(Data extracted from a collection)
-----

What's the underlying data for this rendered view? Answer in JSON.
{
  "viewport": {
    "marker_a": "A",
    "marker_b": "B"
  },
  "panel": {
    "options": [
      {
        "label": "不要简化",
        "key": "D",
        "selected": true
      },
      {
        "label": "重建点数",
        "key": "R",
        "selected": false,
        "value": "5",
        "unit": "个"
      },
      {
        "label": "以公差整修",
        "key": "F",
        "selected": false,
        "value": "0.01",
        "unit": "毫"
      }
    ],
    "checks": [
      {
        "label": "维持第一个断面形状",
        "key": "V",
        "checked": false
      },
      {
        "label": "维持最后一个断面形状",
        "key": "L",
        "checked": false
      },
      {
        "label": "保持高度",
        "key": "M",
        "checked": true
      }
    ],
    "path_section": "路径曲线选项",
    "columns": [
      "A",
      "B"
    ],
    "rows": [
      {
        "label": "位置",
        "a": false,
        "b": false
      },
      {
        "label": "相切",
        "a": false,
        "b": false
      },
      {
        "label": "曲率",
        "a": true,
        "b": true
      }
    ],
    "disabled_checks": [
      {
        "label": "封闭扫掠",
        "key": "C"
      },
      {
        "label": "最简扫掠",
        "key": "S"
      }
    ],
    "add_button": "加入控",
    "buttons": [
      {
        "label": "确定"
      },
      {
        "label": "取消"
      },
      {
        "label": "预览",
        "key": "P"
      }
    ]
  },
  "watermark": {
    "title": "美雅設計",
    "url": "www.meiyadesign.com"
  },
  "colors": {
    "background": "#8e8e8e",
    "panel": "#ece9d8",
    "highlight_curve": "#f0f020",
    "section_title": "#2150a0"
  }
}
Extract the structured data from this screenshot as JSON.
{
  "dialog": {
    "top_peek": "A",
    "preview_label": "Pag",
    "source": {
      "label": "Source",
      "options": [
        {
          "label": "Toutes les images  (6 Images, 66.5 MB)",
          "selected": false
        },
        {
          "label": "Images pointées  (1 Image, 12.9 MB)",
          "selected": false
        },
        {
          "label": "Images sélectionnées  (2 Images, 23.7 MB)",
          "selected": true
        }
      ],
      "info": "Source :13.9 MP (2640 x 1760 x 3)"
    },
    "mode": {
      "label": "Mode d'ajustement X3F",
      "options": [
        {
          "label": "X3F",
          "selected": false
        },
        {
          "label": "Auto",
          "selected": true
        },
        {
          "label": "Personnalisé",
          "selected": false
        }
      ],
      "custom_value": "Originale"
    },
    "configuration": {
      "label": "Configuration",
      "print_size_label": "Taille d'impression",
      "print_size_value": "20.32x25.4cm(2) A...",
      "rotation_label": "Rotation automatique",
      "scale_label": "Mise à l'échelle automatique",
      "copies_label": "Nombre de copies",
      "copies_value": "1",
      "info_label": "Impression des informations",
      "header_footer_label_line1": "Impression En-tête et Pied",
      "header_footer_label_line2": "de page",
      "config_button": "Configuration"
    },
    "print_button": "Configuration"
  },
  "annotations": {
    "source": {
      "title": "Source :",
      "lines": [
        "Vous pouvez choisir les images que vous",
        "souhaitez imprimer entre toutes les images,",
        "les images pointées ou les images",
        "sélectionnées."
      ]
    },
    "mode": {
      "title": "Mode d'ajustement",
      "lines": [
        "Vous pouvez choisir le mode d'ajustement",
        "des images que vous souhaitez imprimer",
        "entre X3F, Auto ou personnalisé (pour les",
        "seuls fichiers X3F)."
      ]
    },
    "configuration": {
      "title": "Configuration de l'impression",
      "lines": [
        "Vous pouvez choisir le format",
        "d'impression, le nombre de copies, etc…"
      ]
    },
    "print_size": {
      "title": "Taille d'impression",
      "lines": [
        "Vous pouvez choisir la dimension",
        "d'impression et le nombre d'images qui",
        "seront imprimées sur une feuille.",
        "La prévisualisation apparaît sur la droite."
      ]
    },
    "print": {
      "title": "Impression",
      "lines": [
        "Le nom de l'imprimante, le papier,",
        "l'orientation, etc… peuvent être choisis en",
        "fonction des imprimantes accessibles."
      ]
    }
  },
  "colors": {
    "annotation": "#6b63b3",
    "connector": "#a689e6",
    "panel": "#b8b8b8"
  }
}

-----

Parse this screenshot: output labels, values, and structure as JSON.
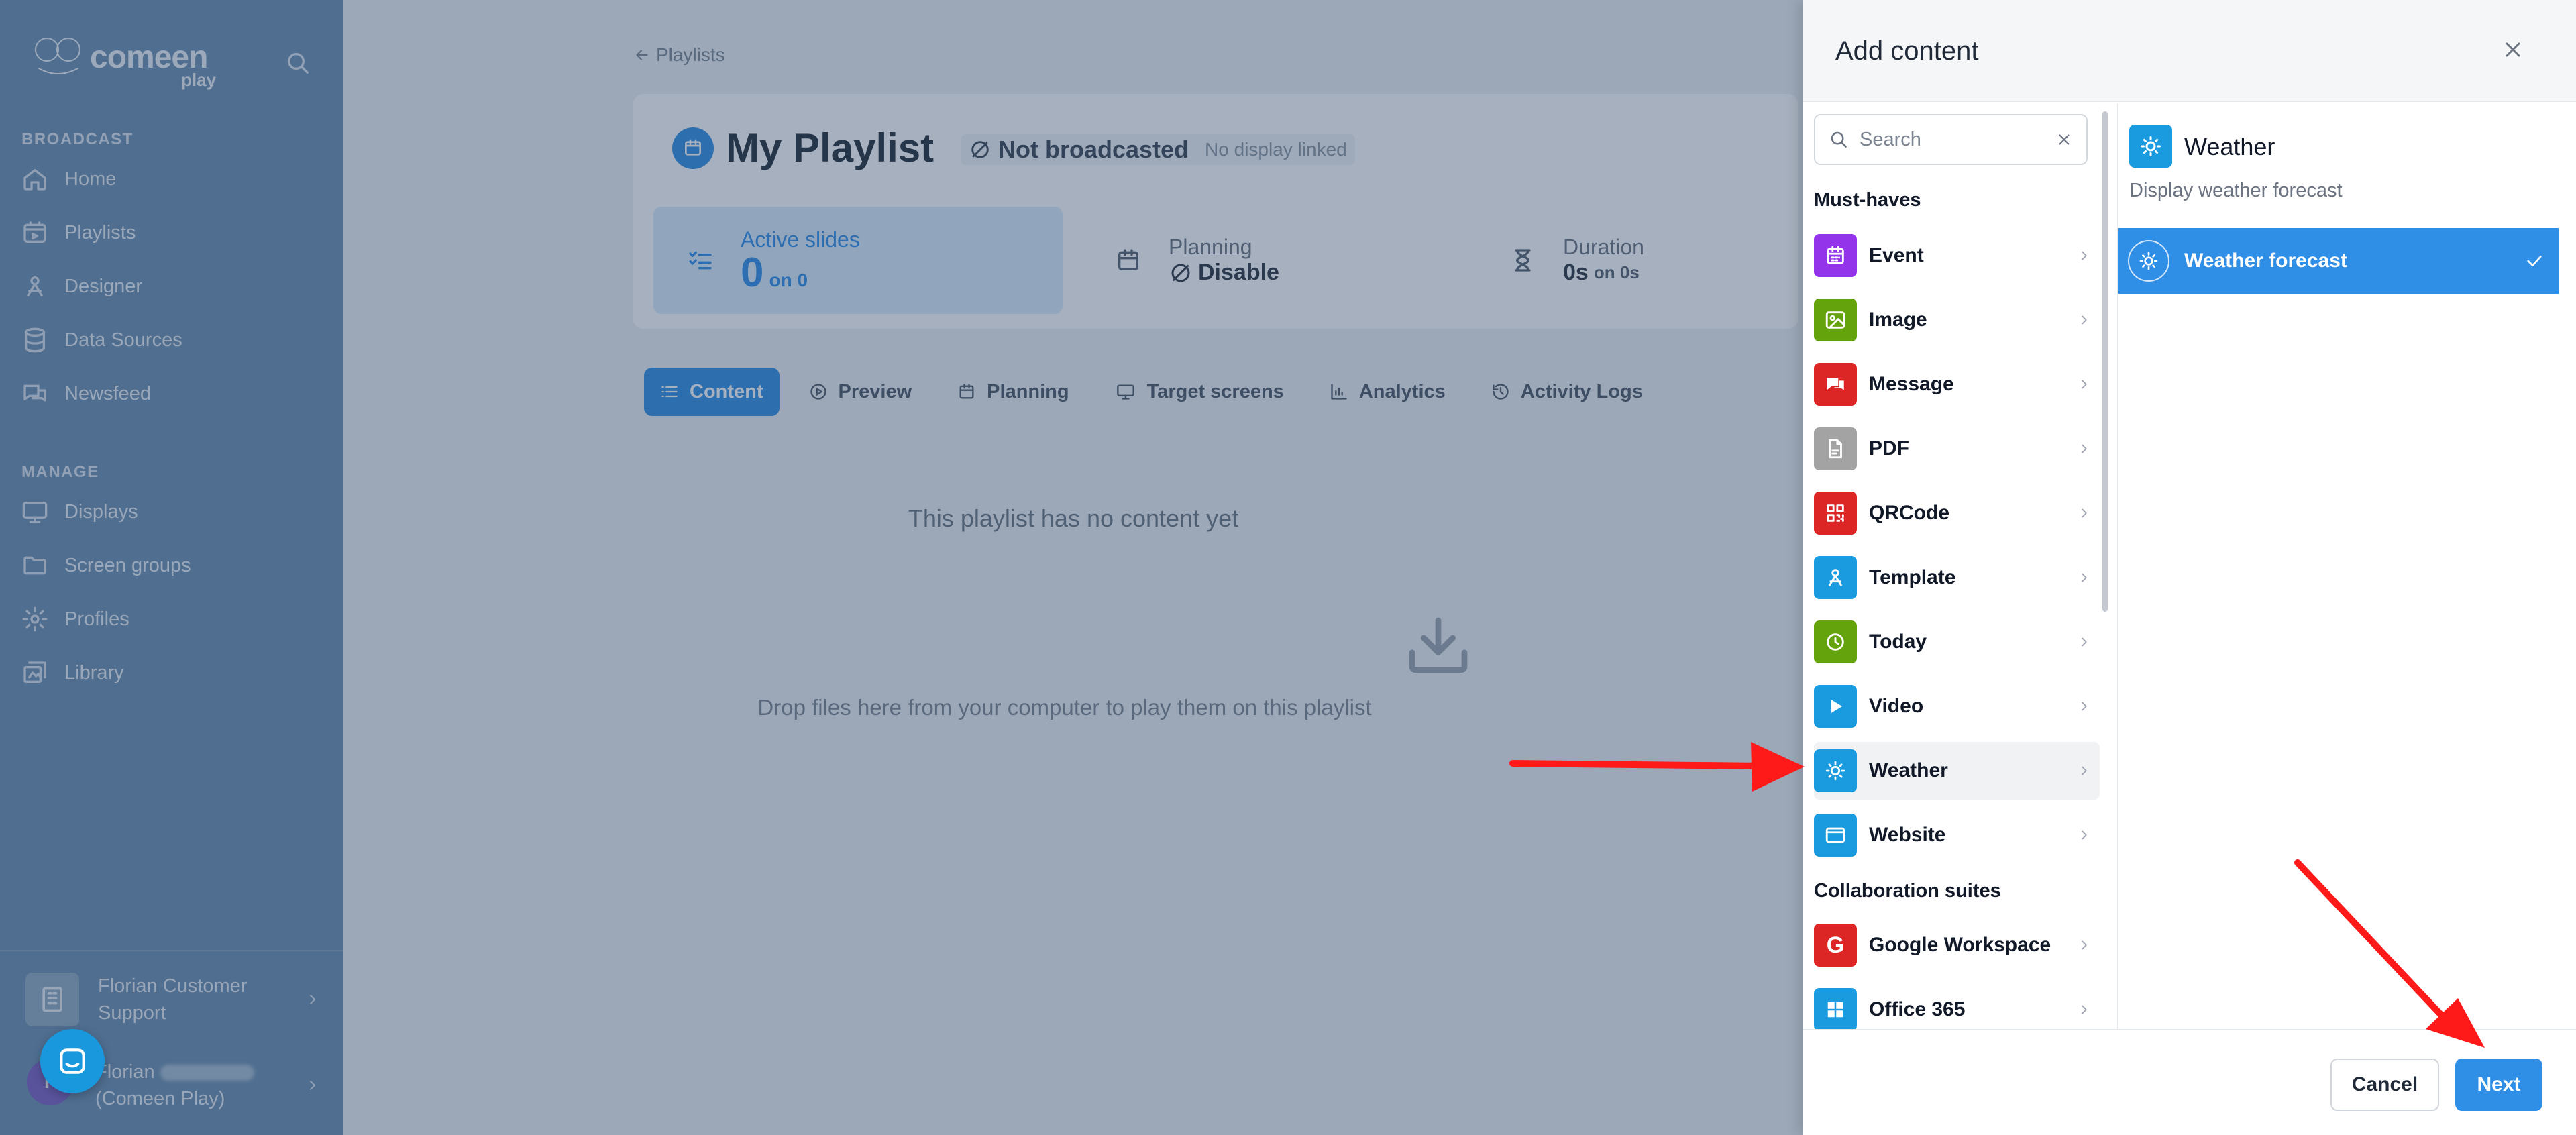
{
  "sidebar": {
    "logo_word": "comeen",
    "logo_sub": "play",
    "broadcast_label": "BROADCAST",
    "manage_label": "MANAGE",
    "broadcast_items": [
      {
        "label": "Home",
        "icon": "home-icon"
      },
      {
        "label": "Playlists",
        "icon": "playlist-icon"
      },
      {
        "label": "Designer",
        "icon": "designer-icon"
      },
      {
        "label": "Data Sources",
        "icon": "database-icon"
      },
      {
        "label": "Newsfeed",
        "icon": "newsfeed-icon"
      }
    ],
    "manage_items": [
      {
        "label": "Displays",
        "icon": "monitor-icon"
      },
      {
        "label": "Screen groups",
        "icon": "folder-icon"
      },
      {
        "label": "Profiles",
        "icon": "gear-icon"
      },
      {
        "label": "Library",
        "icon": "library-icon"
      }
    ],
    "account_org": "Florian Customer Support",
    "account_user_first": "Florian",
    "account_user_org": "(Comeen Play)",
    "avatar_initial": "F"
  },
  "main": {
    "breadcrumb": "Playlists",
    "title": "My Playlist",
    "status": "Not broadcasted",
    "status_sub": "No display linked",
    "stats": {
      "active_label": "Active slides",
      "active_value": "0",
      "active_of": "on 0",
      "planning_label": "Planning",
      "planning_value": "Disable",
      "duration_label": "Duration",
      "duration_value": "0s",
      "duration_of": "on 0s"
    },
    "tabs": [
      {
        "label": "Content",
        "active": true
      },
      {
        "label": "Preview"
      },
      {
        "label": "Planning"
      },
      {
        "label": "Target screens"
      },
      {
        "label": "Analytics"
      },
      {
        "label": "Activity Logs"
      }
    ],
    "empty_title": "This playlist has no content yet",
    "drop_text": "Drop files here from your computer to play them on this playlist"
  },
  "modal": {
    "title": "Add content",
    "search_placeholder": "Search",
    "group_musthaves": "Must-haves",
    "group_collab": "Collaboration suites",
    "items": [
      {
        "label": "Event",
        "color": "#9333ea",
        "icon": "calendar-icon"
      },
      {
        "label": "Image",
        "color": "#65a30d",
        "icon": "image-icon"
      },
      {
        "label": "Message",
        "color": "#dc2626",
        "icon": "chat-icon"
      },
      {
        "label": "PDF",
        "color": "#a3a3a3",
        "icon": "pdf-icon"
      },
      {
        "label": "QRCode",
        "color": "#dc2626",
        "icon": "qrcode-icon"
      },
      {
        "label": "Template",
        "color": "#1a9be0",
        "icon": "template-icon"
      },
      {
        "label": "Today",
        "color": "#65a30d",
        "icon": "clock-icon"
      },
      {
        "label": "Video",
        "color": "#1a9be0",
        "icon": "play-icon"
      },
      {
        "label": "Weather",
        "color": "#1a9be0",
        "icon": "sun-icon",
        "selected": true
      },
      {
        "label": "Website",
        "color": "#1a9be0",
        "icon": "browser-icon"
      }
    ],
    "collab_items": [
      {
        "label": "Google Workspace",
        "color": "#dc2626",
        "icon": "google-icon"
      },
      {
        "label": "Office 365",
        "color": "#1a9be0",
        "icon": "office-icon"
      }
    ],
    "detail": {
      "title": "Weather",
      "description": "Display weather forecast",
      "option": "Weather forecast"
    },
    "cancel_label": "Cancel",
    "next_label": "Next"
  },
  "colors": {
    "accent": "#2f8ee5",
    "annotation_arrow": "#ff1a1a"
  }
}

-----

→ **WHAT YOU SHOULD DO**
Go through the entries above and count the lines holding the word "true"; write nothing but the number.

→ **WRITTEN RESPONSE**
8